EXERCISE AIM: Your answer should be the full listing, copied word for word.

:: AVAILABLE DATA

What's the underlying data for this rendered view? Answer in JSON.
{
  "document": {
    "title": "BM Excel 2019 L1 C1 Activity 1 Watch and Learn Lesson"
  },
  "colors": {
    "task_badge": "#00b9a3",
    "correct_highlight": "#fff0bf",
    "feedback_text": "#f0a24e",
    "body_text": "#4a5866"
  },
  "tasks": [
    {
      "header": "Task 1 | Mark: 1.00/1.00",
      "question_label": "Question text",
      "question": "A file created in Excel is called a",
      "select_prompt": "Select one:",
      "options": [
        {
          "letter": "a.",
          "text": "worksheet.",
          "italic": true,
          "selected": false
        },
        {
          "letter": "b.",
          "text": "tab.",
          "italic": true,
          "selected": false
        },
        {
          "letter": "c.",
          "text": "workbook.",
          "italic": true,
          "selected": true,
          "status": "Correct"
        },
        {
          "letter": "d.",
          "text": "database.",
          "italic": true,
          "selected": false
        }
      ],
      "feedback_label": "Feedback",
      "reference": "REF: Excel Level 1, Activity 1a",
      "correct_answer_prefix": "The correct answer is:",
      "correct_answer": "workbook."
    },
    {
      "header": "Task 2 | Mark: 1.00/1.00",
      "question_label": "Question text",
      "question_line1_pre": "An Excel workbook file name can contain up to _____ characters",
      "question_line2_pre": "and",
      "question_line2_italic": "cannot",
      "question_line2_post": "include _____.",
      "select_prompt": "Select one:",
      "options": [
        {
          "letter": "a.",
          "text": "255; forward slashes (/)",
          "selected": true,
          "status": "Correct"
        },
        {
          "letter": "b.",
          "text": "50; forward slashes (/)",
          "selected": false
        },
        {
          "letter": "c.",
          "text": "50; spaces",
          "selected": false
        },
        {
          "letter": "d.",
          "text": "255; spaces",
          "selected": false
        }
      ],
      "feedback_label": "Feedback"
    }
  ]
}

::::

EXPECTED ANSWER:
What's the underlying data for this rendered view? Answer in JSON.
{
  "document": {
    "title": "BM Excel 2019 L1 C1 Activity 1 Watch and Learn Lesson"
  },
  "colors": {
    "task_badge": "#00b9a3",
    "correct_highlight": "#fff0bf",
    "feedback_text": "#f0a24e",
    "body_text": "#4a5866"
  },
  "tasks": [
    {
      "header": "Task 1 | Mark: 1.00/1.00",
      "question_label": "Question text",
      "question": "A file created in Excel is called a",
      "select_prompt": "Select one:",
      "options": [
        {
          "letter": "a.",
          "text": "worksheet.",
          "italic": true,
          "selected": false
        },
        {
          "letter": "b.",
          "text": "tab.",
          "italic": true,
          "selected": false
        },
        {
          "letter": "c.",
          "text": "workbook.",
          "italic": true,
          "selected": true,
          "status": "Correct"
        },
        {
          "letter": "d.",
          "text": "database.",
          "italic": true,
          "selected": false
        }
      ],
      "feedback_label": "Feedback",
      "reference": "REF: Excel Level 1, Activity 1a",
      "correct_answer_prefix": "The correct answer is:",
      "correct_answer": "workbook."
    },
    {
      "header": "Task 2 | Mark: 1.00/1.00",
      "question_label": "Question text",
      "question_line1_pre": "An Excel workbook file name can contain up to _____ characters",
      "question_line2_pre": "and",
      "question_line2_italic": "cannot",
      "question_line2_post": "include _____.",
      "select_prompt": "Select one:",
      "options": [
        {
          "letter": "a.",
          "text": "255; forward slashes (/)",
          "selected": true,
          "status": "Correct"
        },
        {
          "letter": "b.",
          "text": "50; forward slashes (/)",
          "selected": false
        },
        {
          "letter": "c.",
          "text": "50; spaces",
          "selected": false
        },
        {
          "letter": "d.",
          "text": "255; spaces",
          "selected": false
        }
      ],
      "feedback_label": "Feedback"
    }
  ]
}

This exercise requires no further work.